LOS ANGELES The California Lottery has issued a letter to ad agencies that participated in its previous reviews, asking for feedback on its prior request for proposal documents and defending its selection process.
The letter, which was sent out earlier this month from lottery director of marketing Jim Hasegawa, asks shops to review past RFPs and inform the lottery if there were any requirements that were "extremely burdensome, time consuming, unclear or not relevant."
In the letter, Hasegawa said that while agencies have read articles in the trade press about the review, he "would like to tell our side of the story on what happened in the past, solicit your input about our prior RFPs and encourage you to participate in our upcoming agency review." The lottery is expected to issue a new proposal request in late summer or early fall.
Hasegawa defended the lottery's decision to disqualify an agency that failed to disclose individuals that have a financial interest in the shop, citing a voter-approved initiative that stipulates strict disclosure requirements of companies that do business with the lottery. He also said that while shops might perceive that "process" is more important than "substance," the lottery's selection criteria is similar to that of other consumer products companies.
The lottery is looking for an agency with "strong strategic thinking towards its business; innovative creative that is on strategy; and inventive media planning and media buying that can stretch budgets," according to the letter.

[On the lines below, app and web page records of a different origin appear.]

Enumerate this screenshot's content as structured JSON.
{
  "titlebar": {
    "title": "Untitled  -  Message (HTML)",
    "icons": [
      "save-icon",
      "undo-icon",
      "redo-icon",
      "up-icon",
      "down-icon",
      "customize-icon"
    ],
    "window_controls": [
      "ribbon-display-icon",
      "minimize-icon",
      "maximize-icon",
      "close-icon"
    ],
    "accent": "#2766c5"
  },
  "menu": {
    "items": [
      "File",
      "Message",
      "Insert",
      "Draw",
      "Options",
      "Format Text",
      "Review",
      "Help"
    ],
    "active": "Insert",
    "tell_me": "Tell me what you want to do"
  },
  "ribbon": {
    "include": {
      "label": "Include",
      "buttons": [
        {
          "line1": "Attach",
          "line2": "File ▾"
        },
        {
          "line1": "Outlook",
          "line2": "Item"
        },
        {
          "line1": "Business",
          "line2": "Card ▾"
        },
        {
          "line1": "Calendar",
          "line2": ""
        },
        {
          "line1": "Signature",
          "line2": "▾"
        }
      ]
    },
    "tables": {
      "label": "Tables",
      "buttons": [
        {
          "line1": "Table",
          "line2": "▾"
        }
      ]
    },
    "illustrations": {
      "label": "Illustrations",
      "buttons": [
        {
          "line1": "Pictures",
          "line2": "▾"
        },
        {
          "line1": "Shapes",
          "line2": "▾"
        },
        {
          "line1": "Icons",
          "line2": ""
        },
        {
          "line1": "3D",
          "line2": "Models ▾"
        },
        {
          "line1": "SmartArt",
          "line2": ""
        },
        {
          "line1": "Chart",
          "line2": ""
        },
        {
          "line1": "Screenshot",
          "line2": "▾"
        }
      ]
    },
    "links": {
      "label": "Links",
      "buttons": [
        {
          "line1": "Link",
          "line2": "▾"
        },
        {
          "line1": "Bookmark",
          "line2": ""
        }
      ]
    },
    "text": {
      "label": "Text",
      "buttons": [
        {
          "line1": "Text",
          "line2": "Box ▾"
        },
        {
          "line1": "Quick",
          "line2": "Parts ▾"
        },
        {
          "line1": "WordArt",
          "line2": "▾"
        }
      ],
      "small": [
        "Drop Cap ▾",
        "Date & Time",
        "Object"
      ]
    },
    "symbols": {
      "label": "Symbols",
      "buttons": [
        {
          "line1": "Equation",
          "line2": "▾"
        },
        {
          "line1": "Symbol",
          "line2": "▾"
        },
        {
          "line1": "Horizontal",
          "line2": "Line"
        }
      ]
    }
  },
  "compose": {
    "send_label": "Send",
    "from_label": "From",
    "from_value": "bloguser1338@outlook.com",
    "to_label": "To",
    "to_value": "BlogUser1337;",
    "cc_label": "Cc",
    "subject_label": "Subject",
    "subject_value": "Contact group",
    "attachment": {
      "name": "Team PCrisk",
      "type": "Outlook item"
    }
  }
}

The lottery's ad agency search has stretched on for nearly two years. DDB in Los Angeles was initially declared the winner in a review that concluded at the end of 2001, but following protests by the incumbent, Grey in Los Angeles, which claimed that DDB failed to disclose information about its officers, the account was put back in review. Foote, Cone & Belding was selected in a review that ended in August 2002, but DDB filed a protest about media costs submitted by FCB and its partner in the pitch, Initiative Media in Los Angeles. The lottery then asked agencies to rebid the media portion of the account. McCann-Erickson was named the winner of the five-year, $125 million account, but the lottery overturned that decision after the shop failed to disclose information about parent company Interpublic Group and other McCann offices in the U.S.